Ecosystem Nutrition: Forest Strategies for limited Phosphorus Resources An introduction to the DFG/SNF Priority Programme 1685

Friederike Lang1, Jürgen Bauhus1, Emmanuel Frossard2, Klaus Kaiser3, Jaane Krüger1, Andrea Polle4, Jörg Prietzel5, Heinz Rennenberg1
1 University Freiburg
2 ETH Zürich
3 University Halle
4 University Göttingen
5 TU München

P 9.9 in Critical unknowns in the cycling of P in forest, grassland and wetland ecosystems

Poster Session 2 on Tuesday, 16:30-18:00
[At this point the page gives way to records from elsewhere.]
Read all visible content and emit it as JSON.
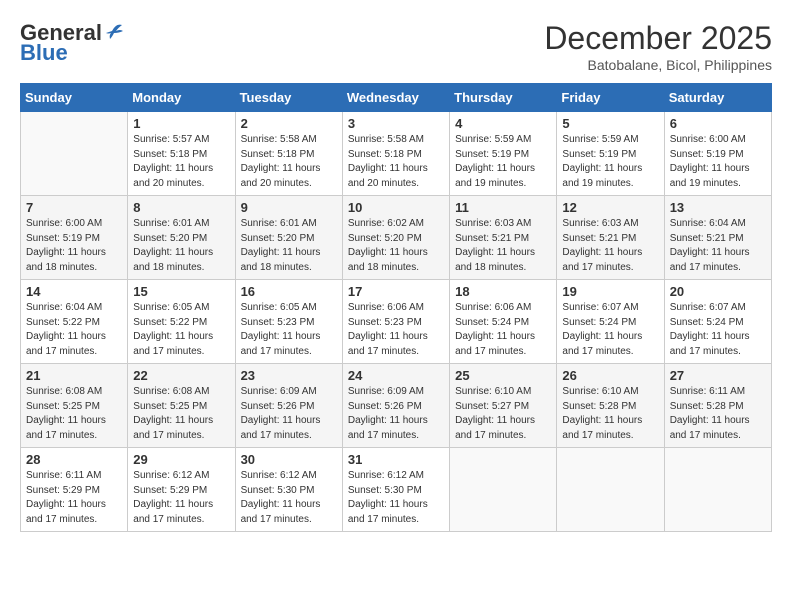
{
  "header": {
    "logo_general": "General",
    "logo_blue": "Blue",
    "month_title": "December 2025",
    "subtitle": "Batobalane, Bicol, Philippines"
  },
  "calendar": {
    "columns": [
      "Sunday",
      "Monday",
      "Tuesday",
      "Wednesday",
      "Thursday",
      "Friday",
      "Saturday"
    ],
    "rows": [
      [
        {
          "day": "",
          "info": ""
        },
        {
          "day": "1",
          "info": "Sunrise: 5:57 AM\nSunset: 5:18 PM\nDaylight: 11 hours\nand 20 minutes."
        },
        {
          "day": "2",
          "info": "Sunrise: 5:58 AM\nSunset: 5:18 PM\nDaylight: 11 hours\nand 20 minutes."
        },
        {
          "day": "3",
          "info": "Sunrise: 5:58 AM\nSunset: 5:18 PM\nDaylight: 11 hours\nand 20 minutes."
        },
        {
          "day": "4",
          "info": "Sunrise: 5:59 AM\nSunset: 5:19 PM\nDaylight: 11 hours\nand 19 minutes."
        },
        {
          "day": "5",
          "info": "Sunrise: 5:59 AM\nSunset: 5:19 PM\nDaylight: 11 hours\nand 19 minutes."
        },
        {
          "day": "6",
          "info": "Sunrise: 6:00 AM\nSunset: 5:19 PM\nDaylight: 11 hours\nand 19 minutes."
        }
      ],
      [
        {
          "day": "7",
          "info": "Sunrise: 6:00 AM\nSunset: 5:19 PM\nDaylight: 11 hours\nand 18 minutes."
        },
        {
          "day": "8",
          "info": "Sunrise: 6:01 AM\nSunset: 5:20 PM\nDaylight: 11 hours\nand 18 minutes."
        },
        {
          "day": "9",
          "info": "Sunrise: 6:01 AM\nSunset: 5:20 PM\nDaylight: 11 hours\nand 18 minutes."
        },
        {
          "day": "10",
          "info": "Sunrise: 6:02 AM\nSunset: 5:20 PM\nDaylight: 11 hours\nand 18 minutes."
        },
        {
          "day": "11",
          "info": "Sunrise: 6:03 AM\nSunset: 5:21 PM\nDaylight: 11 hours\nand 18 minutes."
        },
        {
          "day": "12",
          "info": "Sunrise: 6:03 AM\nSunset: 5:21 PM\nDaylight: 11 hours\nand 17 minutes."
        },
        {
          "day": "13",
          "info": "Sunrise: 6:04 AM\nSunset: 5:21 PM\nDaylight: 11 hours\nand 17 minutes."
        }
      ],
      [
        {
          "day": "14",
          "info": "Sunrise: 6:04 AM\nSunset: 5:22 PM\nDaylight: 11 hours\nand 17 minutes."
        },
        {
          "day": "15",
          "info": "Sunrise: 6:05 AM\nSunset: 5:22 PM\nDaylight: 11 hours\nand 17 minutes."
        },
        {
          "day": "16",
          "info": "Sunrise: 6:05 AM\nSunset: 5:23 PM\nDaylight: 11 hours\nand 17 minutes."
        },
        {
          "day": "17",
          "info": "Sunrise: 6:06 AM\nSunset: 5:23 PM\nDaylight: 11 hours\nand 17 minutes."
        },
        {
          "day": "18",
          "info": "Sunrise: 6:06 AM\nSunset: 5:24 PM\nDaylight: 11 hours\nand 17 minutes."
        },
        {
          "day": "19",
          "info": "Sunrise: 6:07 AM\nSunset: 5:24 PM\nDaylight: 11 hours\nand 17 minutes."
        },
        {
          "day": "20",
          "info": "Sunrise: 6:07 AM\nSunset: 5:24 PM\nDaylight: 11 hours\nand 17 minutes."
        }
      ],
      [
        {
          "day": "21",
          "info": "Sunrise: 6:08 AM\nSunset: 5:25 PM\nDaylight: 11 hours\nand 17 minutes."
        },
        {
          "day": "22",
          "info": "Sunrise: 6:08 AM\nSunset: 5:25 PM\nDaylight: 11 hours\nand 17 minutes."
        },
        {
          "day": "23",
          "info": "Sunrise: 6:09 AM\nSunset: 5:26 PM\nDaylight: 11 hours\nand 17 minutes."
        },
        {
          "day": "24",
          "info": "Sunrise: 6:09 AM\nSunset: 5:26 PM\nDaylight: 11 hours\nand 17 minutes."
        },
        {
          "day": "25",
          "info": "Sunrise: 6:10 AM\nSunset: 5:27 PM\nDaylight: 11 hours\nand 17 minutes."
        },
        {
          "day": "26",
          "info": "Sunrise: 6:10 AM\nSunset: 5:28 PM\nDaylight: 11 hours\nand 17 minutes."
        },
        {
          "day": "27",
          "info": "Sunrise: 6:11 AM\nSunset: 5:28 PM\nDaylight: 11 hours\nand 17 minutes."
        }
      ],
      [
        {
          "day": "28",
          "info": "Sunrise: 6:11 AM\nSunset: 5:29 PM\nDaylight: 11 hours\nand 17 minutes."
        },
        {
          "day": "29",
          "info": "Sunrise: 6:12 AM\nSunset: 5:29 PM\nDaylight: 11 hours\nand 17 minutes."
        },
        {
          "day": "30",
          "info": "Sunrise: 6:12 AM\nSunset: 5:30 PM\nDaylight: 11 hours\nand 17 minutes."
        },
        {
          "day": "31",
          "info": "Sunrise: 6:12 AM\nSunset: 5:30 PM\nDaylight: 11 hours\nand 17 minutes."
        },
        {
          "day": "",
          "info": ""
        },
        {
          "day": "",
          "info": ""
        },
        {
          "day": "",
          "info": ""
        }
      ]
    ]
  }
}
The broken P cycle in agriculture and uncertainties regarding the consequences of human impact on the P nutrition of forest ecosystems highlight insufficient knowledge in the field of (eco)systemic P-related interactions. Priority Programme 1685 addresses the ecological dimension of phosphorus nutrition, with ca. 70 researchers exploring the mechanisms underlying the ecological paradigm of the ‘whole being more than the sum of its parts’ for P nutrition of forest ecosystems. Thereby we promote the emerging field of ecosystem nutrition developing concepts and methods needed. We aim at testing whether there is any adaptation of forest ecosystems to sites with poor P supply, which are not a result of the adaptation of single organisms but of ecological interactions, which enable coordinated nutrient (re-)mobilization, uptake, usage and storage. The overall hypothesis to be tested is that the P nutrition strategy of living communities of forest ecosystems at sites rich in mineral P is characterized by high P uptake efficiency (acquiring systems). The acquiring strategy causes P depletion of the soils over long periods. In contrast, the P strategy of plant and microbial communities facing low soil P stocks is characterized by highly efficient mechanisms of P recycling. Phosphorus mobilization, uptake, usage and transfer will be studied at 5 long-term monitoring sites of the Forest State Research Institutes in Baden-Württemberg, Bavaria, Lower Saxony, and Thuringia, which represent a gradient in ecosystem P availability. This offers the unique possibility combining the results of specific analyses with long-term data sets. The collaboration of scientists from soil, plant, and forest science, as well as from geosciences and environmental sciences is essential to address the research question. Furthermore, we study the anthropogenic impact (choice of tree species, liming, element input, and climate change) on adaptation strategies. Beyond that, the knowledge on successful nutrition strategies of close-to natural systems can give fresh impetus to reshape agricultural nutrient management. Our presentation will give an introduction to basic concepts, innovative methods, and first results of the research programme.

Letzte Änderung 19.06.2014